I learned from Dean Womble that I had been Duke’s entry in a study carried out by several colleges—I think he mentioned Chicago, Stanford, and Princeton, among others—in which they’d each taken one male student earmarked for the graduating Class of ’64 who would, under normal circumstances, never have made the admissions cut. I never learned what happened to my counterparts at the other schools, nor did I learn whether there was a study following female students. The sessions with the therapist were, I learned, a part of the study, with the other clueless guys thrown in so that I would not realize I was being singled out.
I remember stammering, trying to ask all the questions that came immediately to mind. I was bothered by the idea that I had been the subject of a four-year “big brother” experiment. Not that there had been hidden cameras, but looking back I’m sure it wasn’t a coincidence that for my sophomore year, I was asked by the dean’s office to join the first dormitory in which upperclassmen would live with freshmen, and, yes, with a housemaster who could watch us and report back. The same thing happened the next year, when a second mixed dorm was created and I was asked to move there. For my senior year, I was asked to be an assistant to the housemaster in that dorm, meaning I had spent all four years under the watchful eye of someone put there by the dean’s office. Of course, I could have said “no” at any point, but I was flattered to be singled out, to be deemed worthy of even so minor a distinction.
Yet while I was uncomfortable with the idea that someone had been watching me the whole time, I was I was excited, too. I had been singled out for this study.
Later, during my second year in the housemaster program, I was told that one of my charges, a kid from a West Virginia coal-mining community, was in the same program, so it continued for a while at least. I suspect that if I had not stayed at Duke for graduate school, had not enrolled in the housemaster program, and had not gone to that dinner and sat next to Dean Womble, I would never have known any of this. It makes me wonder how many others there are who followed a similar trajectory.
Looking back, I have no regrets about how my time at Duke played out. I am grateful to have been able to attend such a great university, to study under outstanding teachers, to get to know the people I met there during my seven-year stay. And, of course, there is the sense of empowerment that came with learning to believe in myself, in realizing that if I wanted something badly enough, chances were I could attain it. That belief and that realization bolstered me for many years, as doors opened, and I moved from law to publishing (not actually being a writer, but working with them).

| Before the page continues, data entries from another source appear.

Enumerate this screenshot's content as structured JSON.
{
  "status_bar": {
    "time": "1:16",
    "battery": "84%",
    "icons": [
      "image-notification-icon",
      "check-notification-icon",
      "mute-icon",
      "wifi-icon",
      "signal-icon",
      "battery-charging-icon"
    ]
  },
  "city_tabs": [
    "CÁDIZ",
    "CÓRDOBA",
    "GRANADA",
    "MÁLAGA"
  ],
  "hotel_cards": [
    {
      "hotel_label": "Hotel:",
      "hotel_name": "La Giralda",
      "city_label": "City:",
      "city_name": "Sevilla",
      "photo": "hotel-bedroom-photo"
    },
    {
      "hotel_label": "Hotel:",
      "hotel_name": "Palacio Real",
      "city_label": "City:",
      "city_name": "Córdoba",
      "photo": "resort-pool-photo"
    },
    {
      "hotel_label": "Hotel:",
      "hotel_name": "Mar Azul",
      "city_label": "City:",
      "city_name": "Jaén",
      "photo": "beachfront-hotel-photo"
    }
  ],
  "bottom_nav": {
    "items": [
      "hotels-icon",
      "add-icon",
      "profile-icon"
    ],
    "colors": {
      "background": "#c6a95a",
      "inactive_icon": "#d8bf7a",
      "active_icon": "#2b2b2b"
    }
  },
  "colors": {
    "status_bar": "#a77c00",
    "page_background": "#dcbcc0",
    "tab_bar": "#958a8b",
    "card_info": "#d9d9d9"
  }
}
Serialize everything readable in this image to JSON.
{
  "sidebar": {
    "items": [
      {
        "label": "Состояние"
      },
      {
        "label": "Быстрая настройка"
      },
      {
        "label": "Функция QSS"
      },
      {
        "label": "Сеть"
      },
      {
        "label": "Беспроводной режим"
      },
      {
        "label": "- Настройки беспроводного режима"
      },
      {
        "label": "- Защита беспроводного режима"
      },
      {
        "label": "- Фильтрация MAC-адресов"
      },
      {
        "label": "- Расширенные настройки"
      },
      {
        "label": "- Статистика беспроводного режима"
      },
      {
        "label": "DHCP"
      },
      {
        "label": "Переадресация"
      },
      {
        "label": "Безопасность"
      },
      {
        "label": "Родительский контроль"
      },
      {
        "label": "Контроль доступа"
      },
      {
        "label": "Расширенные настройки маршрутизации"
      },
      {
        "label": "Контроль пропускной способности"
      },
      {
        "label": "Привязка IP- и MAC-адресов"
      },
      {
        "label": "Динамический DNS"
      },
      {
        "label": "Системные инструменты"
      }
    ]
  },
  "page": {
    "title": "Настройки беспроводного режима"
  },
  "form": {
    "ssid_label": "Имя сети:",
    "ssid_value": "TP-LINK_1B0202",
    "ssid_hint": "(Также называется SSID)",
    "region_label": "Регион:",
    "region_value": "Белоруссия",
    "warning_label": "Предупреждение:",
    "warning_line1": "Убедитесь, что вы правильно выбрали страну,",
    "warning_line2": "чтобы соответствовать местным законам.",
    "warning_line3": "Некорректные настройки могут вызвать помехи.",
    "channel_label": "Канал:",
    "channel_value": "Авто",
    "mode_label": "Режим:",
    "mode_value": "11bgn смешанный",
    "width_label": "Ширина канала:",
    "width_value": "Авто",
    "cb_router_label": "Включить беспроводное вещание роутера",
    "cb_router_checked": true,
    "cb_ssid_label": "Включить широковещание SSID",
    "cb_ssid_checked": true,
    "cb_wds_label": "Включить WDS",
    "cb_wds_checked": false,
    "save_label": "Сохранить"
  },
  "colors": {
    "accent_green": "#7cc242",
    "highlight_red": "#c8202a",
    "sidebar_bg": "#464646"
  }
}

My Duke education, then, was an orchestrated course in self-discovery, with me the willing puppet, a bit of 1984 playing out a couple of decades ahead of time.
Adams ’64, LL.B. ’67 is an executive editor at Algonquin Books in Chapel Hill.